The deal saw Leonsis paying $170 million for the remaining 56 percent of the team and the Verizon Center, which are valued at $550 million.
The Wizards are in last place in the Southeast division, and if there is one thing Leonsis knows, it is rebuilding teams the right way.
Leonsis bought a 44 percent share in the Wizards when he bought the Capitals in 1999. The Capitals were one of the worst teams in the NHL before Leonsis took a proactive approach to fixing the problems. By the 2003-2004 season, the team parted with high-priced free agents like Jaromir Jagr and Robert Lang in favor building a team from the ground up.
Three years and a lockout later, the Capitals own the best record in the NHL and have high hopes of winning the Stanley Cup this year.
The hope is that Leonsis will take the same approach to the Wizards that proved so successful with the Capitals.

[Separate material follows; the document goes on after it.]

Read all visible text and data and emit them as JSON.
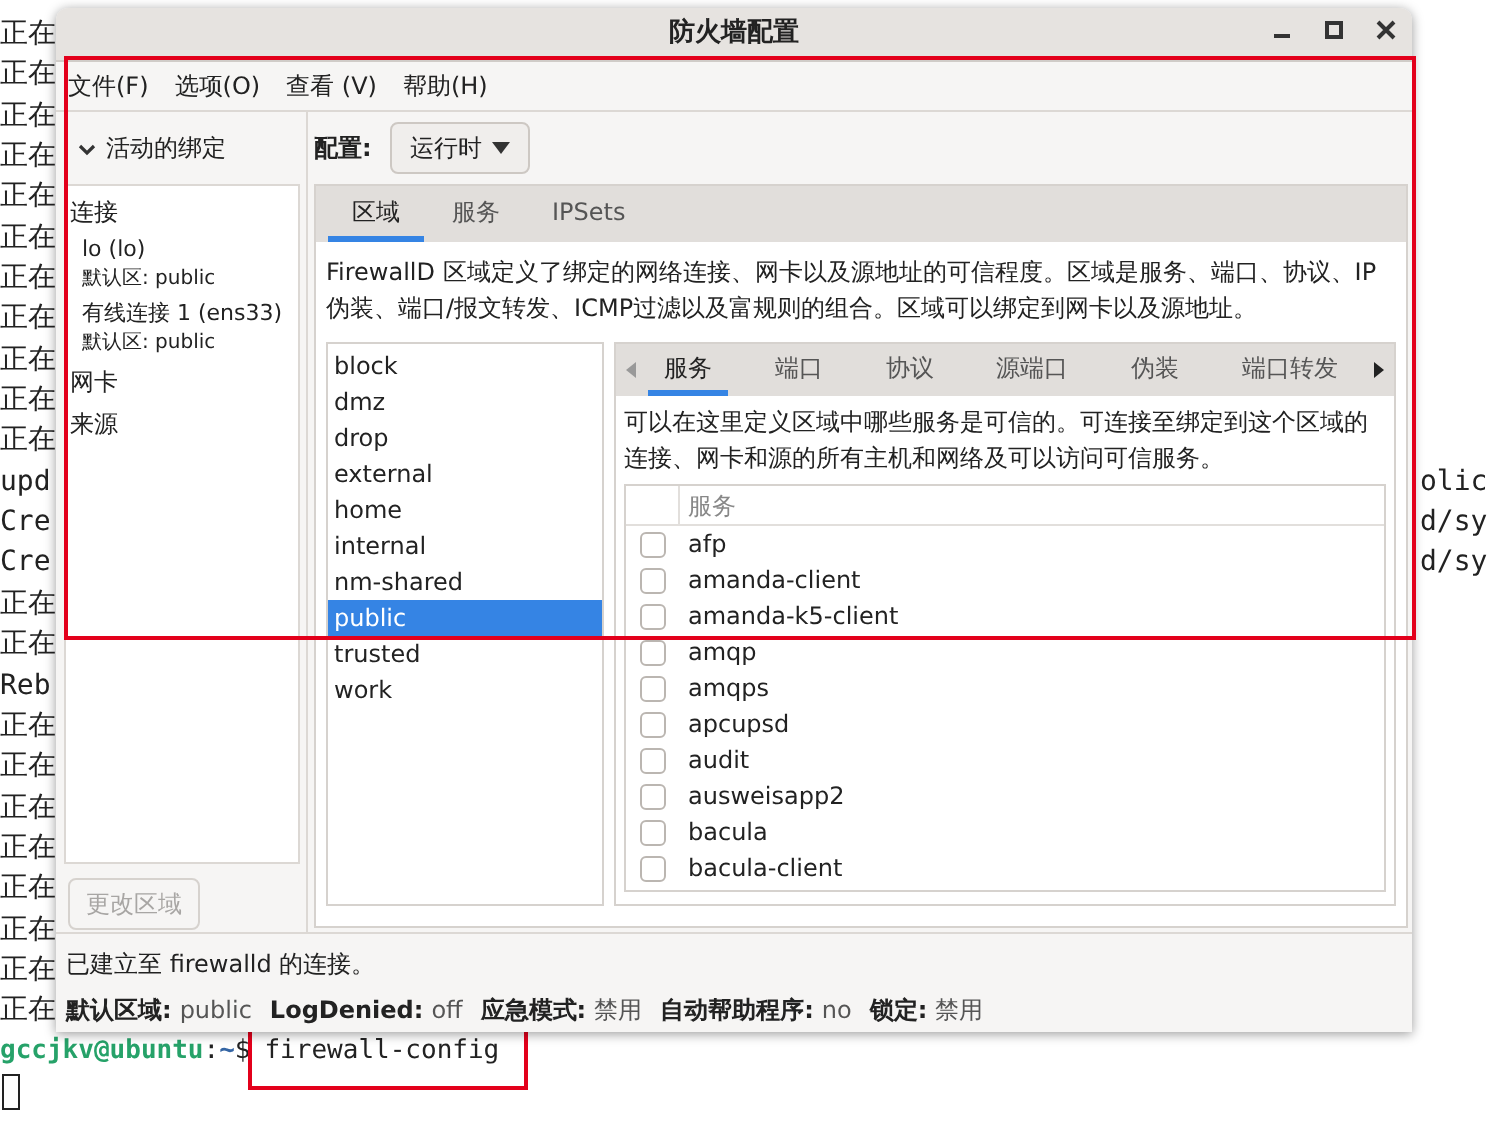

The cost-cutting has already been done, now the team needs to build with youth.
Perfect timing with the NBA Draft coming in June.
No word yet on how involved Leonsis intends to be with the Wizards given his existing responsibilities with the Capitals, nor is it certain that GM Ernie Grunfeld will be retained or replaced. Not that there are rumors of Grunfeld's removal, but perhaps Leonsis will look for a fresh start altogether.
A change in ownership opens the doors for speculation on the direction for the future, but it shouldn't be an open door to foolish optimism.
As far as the Wizards are concerned, they are without a true franchise player and there is no guarantee Gilbert Arenas will be back. His presence or absence dictates what the Wizards can do in the upcoming free agency class and the draft they stand to hold four picks in.
There is always uncertainty in those situations, but the Wizards have more factors weighing upon the important decisions of the future.
No matter what happens with Arenas, Grunfeld, or the role Leonsis will play, the Wizards can rest easy knowing they have an owner who knows how to build a winning product and not alienate fans in the process. While he was already a substantial shareholder in the Wizards, this new acquisition means he will be the man behind the curtain for everything that comes in and out of the Verizon Center.
Welcome, Ted Leonsis, and may this new frontier be as successful as those you have conquered before!